• Goal of the exercise: Look through the data below. Show each line where the string "this" occurs.

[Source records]
------------------------------------------------------------------------

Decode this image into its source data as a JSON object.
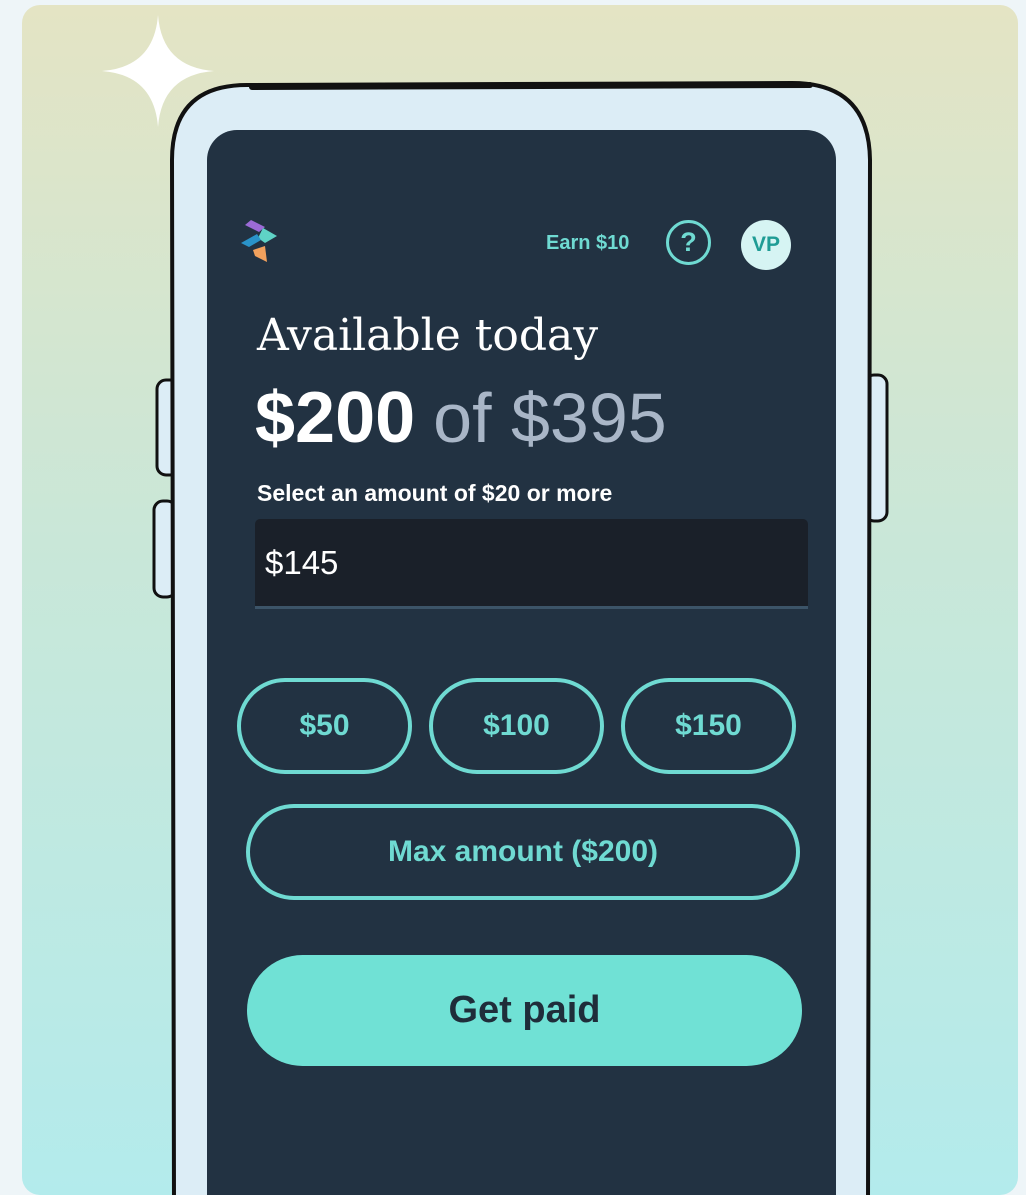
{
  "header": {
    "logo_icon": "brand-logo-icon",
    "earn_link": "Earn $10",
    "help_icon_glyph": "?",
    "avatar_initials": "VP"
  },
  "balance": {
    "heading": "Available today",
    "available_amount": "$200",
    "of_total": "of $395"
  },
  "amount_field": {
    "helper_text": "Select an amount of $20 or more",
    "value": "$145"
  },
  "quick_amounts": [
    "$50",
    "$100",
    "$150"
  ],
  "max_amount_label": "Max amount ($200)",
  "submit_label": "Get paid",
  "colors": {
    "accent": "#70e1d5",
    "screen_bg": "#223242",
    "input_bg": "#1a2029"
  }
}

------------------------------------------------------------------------

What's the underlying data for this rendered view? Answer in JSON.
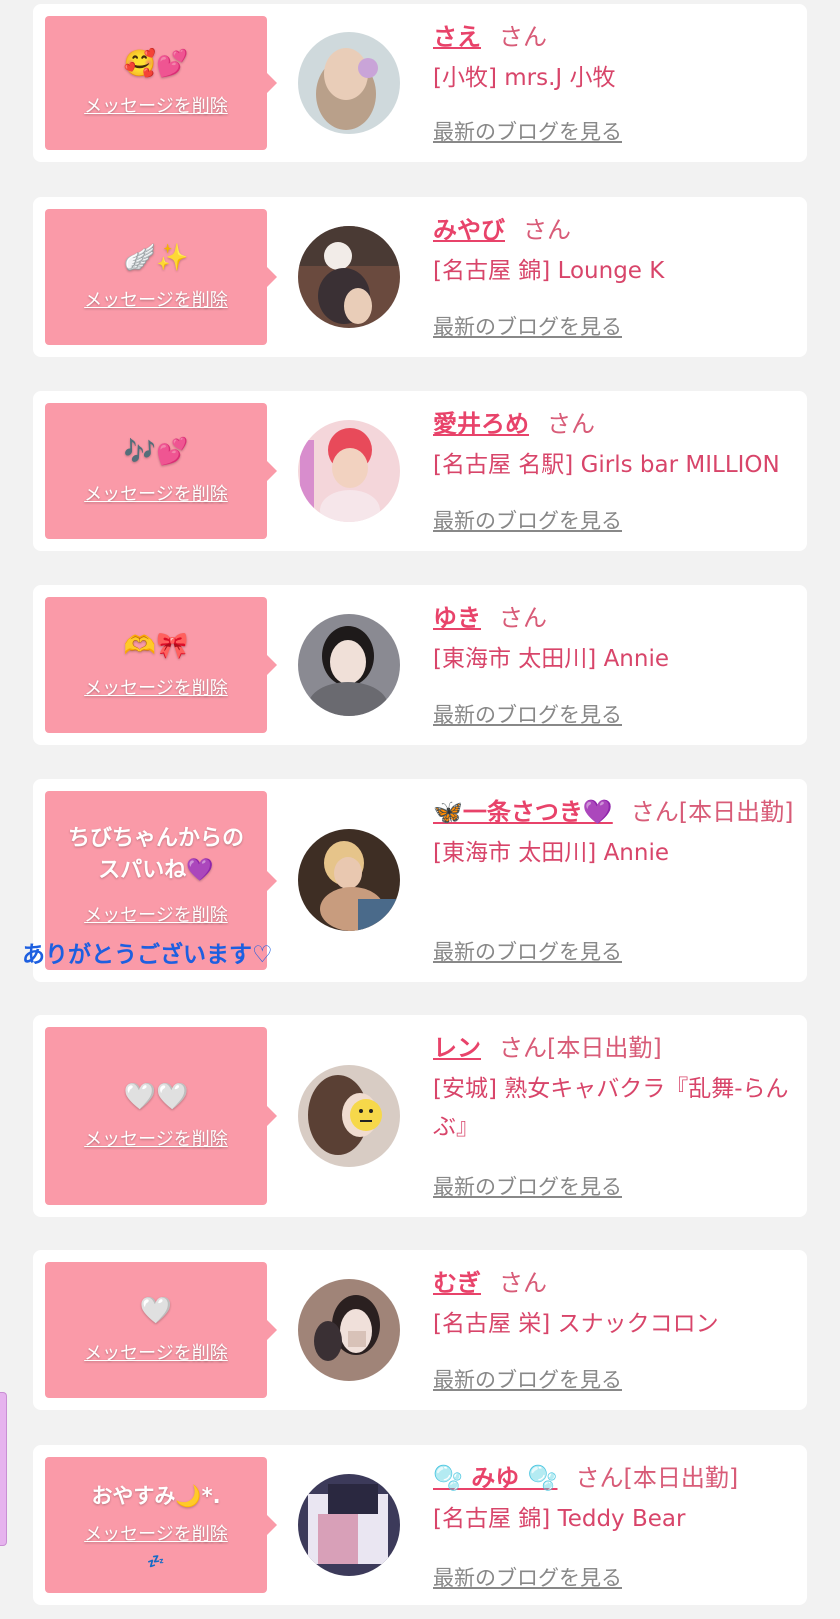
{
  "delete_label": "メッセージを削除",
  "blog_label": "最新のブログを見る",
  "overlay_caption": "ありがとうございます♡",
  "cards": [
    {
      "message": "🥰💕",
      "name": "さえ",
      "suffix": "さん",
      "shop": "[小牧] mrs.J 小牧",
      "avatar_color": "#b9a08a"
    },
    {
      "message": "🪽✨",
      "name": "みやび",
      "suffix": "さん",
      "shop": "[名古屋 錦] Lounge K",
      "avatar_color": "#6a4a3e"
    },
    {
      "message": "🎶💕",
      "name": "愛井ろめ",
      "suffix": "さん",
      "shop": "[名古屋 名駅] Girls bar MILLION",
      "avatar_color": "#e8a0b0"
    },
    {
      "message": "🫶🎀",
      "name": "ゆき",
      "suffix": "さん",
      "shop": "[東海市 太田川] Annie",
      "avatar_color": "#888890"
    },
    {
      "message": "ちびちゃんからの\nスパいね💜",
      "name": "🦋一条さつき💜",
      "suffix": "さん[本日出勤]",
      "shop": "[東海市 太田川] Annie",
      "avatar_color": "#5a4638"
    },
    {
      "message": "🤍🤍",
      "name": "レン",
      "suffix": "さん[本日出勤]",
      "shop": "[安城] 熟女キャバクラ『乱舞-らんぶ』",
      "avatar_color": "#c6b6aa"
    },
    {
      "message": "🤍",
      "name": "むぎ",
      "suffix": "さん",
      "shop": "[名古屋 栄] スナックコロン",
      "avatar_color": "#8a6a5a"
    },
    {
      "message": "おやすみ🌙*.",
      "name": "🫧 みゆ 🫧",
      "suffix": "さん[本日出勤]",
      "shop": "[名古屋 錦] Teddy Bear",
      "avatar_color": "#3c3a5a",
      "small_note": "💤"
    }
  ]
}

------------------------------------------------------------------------

• Finished exercise:
Decode this image into its source data as a JSON object.
What's the underlying data for this rendered view? Answer in JSON.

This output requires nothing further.